Companies born digital – both culturally and structurally – are now the ‘safe bets’ and institutions of tomorrow. This trend of successful digitally born companies is important to the way we have designed our investment strategy.
The Downsides to Staying Traditional
“Born-traditional companies boast mature governance and business processes, as well as operational and risk management expertise. Yet many are vulnerable to the pace of change driven by digital technologies.”(Linkedin)
Traditional companies have their merits but many suffer from an inability to adapt. In the age of instant entrepreneurism, where CEO’s like Evan Spiegel (Snapchat) and Brian Chesky (Airbnb) are some of the youngest billionaires in the world, digitally-born companies are at the forefront of industry innovation and profitability.
One of the downsides to investing in companies that don’t utilise modern technologies is that you are limiting your opportunity to develop in the future. You can’t deliver great customer service to a wide audience without sophisticated digital tools. Similarly, your compliance department will quickly become outdated if they lack digital solutions.
Being born digital in a digital world has its advantages. “Born-digital businesses excel at agility, speed, customer access, and automation”(Linkedin). They are more inclined to adopt digital technologies and press for innovative solutions.

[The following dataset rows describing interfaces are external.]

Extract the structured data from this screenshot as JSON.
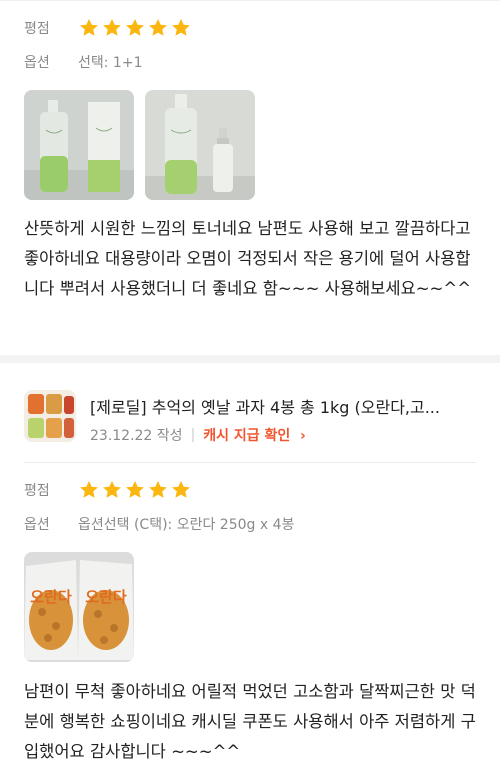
{
  "reviews": [
    {
      "rating_label": "평점",
      "rating": 5,
      "option_label": "옵션",
      "option_value": "선택: 1+1",
      "text": "산뜻하게 시원한 느낌의 토너네요 남편도 사용해 보고 깔끔하다고 좋아하네요 대용량이라 오몀이 걱정되서 작은 용기에 덜어 사용합니다 뿌려서 사용했더니 더 좋네요 함~~~ 사용해보세요~~^^"
    },
    {
      "product_title": "[제로딜] 추억의 옛날 과자 4봉 총 1kg (오란다,고...",
      "date": "23.12.22 작성",
      "cash_label": "캐시 지급 확인",
      "rating_label": "평점",
      "rating": 5,
      "option_label": "옵션",
      "option_value": "옵션선택 (C택): 오란다 250g x 4봉",
      "bag_label": "오란다",
      "text": "남편이 무척 좋아하네요 어릴적 먹었던 고소함과 달짝찌근한 맛 덕분에 행복한 쇼핑이네요 캐시딜 쿠폰도 사용해서 아주 저렴하게 구입했어요 감사합니다 ~~~^^"
    }
  ],
  "colors": {
    "star": "#fbb60f",
    "accent": "#f0562e",
    "muted": "#8a8a8a"
  }
}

The entrepreneurs of today can expand their companies in ways that traditional companies cannot. “Airbnb, Uber and Spotify – are all three examples of firms providing digital products and services on an international scale…. All of them existed in more than 50 countries already within 7 years after their establishment and were founded with this rapid internationalization in mind.”(Strandberg).
Companies that are both culturally and structurally digital are able to think big because they are not limited by traditional infrastructures. This trend is one that we believe will continue throughout the 2020s.
Those belonging to the millenial and Gen Z sectors of society are more digitally literate than any preceding generation. They think, speak and live digital. Even a decade ago the success of companies like Uber and Airbnb would be unimaginable. But digital literacy isn’t the exclusive dominion of the young – ultimately digital in this context is a cultural phenomenon – and anyone with a digital mindset can participate.
The path to success over the next ten years involves trusting these digitally born companies to succeed. They attract the best talent, they innovate faster and they design with tomorrow in mind. They are socially and environmentally conscious and they understand the value of the digital experience.